My children were born in Burlington, Vermont where there is a well-established and organized local food movement. My husband and I loved visiting the year round farmers’ markets with the kids each Saturday. We’d meet the farmers and vendors of our favorite products. Over time we established relationships with local artisans and growers and felt more connected to the food on our table.
Kids who are raised in the urban set up these days are missing out the fun in running through the farms and nurturing greens. Watching a tiny seed grow to a plant and then yield fruits can teach kids a sense of responsibility. It can also teach them patience and the power of nurturing something with love. When children are taught about the whole process of growing the food they would be able to understand the number of efforts that go into harvesting every grain. One of the major problems that parents complain when it comes to the eating habits of their kids is that kids are either fussy or they often try to escape from healthy food. When children are exposed to gardening and the art of growing food right from a very young age, it can have plenty of benefits. To begin with, kids get to know the value of food on understanding the difficulty in growing and harvesting food crops and the source of where they all come from. When they gain this awareness they would not feel like wasting food. So they would learn to enjoy every single meal as they know the amount of love that goes into the making of that meal and the harvesting of the produce used in the meal. Taking care of plants, whether they are ornamental or food crops, requires patience and a lot of time. Gardening is a calming activity that can teach children the power of caring for another life form. This goes a long way and when parents start early it is easier to get the kids interested in gardening.

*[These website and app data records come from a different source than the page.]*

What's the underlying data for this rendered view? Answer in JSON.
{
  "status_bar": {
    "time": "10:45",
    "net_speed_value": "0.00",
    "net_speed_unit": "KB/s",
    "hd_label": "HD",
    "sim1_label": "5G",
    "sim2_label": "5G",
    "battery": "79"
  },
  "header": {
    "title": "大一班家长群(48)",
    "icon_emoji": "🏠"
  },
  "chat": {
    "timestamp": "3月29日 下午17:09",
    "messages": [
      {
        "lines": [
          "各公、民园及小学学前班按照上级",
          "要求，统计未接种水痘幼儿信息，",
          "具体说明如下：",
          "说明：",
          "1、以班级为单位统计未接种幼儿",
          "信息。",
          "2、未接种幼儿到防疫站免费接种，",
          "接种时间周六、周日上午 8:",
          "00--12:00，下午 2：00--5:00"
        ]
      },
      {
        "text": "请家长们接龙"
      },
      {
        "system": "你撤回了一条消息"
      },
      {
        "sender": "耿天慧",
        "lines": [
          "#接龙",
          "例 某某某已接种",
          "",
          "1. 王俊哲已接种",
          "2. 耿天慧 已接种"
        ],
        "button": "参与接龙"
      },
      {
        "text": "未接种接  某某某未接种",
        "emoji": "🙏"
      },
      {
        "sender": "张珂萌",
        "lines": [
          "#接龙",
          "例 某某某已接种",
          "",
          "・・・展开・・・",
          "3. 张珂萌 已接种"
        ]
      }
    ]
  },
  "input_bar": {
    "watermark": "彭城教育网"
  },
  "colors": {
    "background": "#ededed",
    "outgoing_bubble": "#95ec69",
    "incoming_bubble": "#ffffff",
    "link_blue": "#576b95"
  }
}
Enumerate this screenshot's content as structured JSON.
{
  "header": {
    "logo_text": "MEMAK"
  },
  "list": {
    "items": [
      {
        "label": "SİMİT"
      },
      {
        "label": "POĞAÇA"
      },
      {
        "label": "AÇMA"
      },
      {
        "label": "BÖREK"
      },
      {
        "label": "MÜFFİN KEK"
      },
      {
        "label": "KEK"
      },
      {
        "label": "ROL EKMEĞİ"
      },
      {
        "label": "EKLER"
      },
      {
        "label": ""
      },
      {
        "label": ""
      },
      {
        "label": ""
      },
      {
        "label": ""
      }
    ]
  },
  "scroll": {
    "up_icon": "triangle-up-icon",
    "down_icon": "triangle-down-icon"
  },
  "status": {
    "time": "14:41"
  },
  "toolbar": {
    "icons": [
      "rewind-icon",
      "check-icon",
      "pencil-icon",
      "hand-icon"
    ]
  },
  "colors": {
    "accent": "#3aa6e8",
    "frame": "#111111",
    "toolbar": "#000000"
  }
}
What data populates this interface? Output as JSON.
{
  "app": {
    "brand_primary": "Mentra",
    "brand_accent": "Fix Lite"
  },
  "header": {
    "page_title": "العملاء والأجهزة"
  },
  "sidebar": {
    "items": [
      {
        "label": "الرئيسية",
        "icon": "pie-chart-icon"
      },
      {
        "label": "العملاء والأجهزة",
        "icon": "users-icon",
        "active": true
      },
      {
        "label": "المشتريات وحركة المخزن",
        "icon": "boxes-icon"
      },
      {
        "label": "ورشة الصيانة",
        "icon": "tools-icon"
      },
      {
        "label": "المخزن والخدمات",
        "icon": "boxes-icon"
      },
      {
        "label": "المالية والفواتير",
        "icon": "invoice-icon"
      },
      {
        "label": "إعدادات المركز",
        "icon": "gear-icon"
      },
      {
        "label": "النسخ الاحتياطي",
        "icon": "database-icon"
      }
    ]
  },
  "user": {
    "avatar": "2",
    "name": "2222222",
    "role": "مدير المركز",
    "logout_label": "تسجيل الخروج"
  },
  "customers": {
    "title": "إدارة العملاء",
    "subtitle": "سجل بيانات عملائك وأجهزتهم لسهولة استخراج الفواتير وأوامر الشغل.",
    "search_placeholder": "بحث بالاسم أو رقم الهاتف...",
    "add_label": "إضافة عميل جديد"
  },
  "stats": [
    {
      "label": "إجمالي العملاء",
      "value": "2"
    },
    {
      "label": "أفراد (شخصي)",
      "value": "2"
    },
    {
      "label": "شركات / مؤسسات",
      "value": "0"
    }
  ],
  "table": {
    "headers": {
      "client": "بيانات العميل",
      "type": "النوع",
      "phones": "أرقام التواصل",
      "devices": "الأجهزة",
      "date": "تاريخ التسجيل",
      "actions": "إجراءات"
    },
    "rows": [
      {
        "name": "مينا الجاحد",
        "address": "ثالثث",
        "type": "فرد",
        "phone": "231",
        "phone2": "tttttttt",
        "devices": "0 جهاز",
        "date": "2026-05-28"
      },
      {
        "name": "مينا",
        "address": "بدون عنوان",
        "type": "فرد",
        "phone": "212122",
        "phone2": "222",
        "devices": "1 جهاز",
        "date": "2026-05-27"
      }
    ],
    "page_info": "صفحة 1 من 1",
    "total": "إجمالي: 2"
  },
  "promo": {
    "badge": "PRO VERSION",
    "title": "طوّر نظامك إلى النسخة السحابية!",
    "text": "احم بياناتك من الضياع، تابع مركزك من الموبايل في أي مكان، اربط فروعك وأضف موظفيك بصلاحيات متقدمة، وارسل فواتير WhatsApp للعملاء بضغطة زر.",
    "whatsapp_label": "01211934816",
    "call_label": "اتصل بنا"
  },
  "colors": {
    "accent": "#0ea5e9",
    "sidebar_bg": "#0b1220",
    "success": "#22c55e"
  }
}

Local and responsible eating are values we hope to instill in our children. We try to engage them in their meals in a variety of ways from exposing them to markets to teaching them about food production in age appropriate ways. Although we’ve moved a lot in the past two years we’ve had fun with indoor gardens. They’re a great way to teach kids about responsible local eating and a nice excuse to have fresh herbs on hand.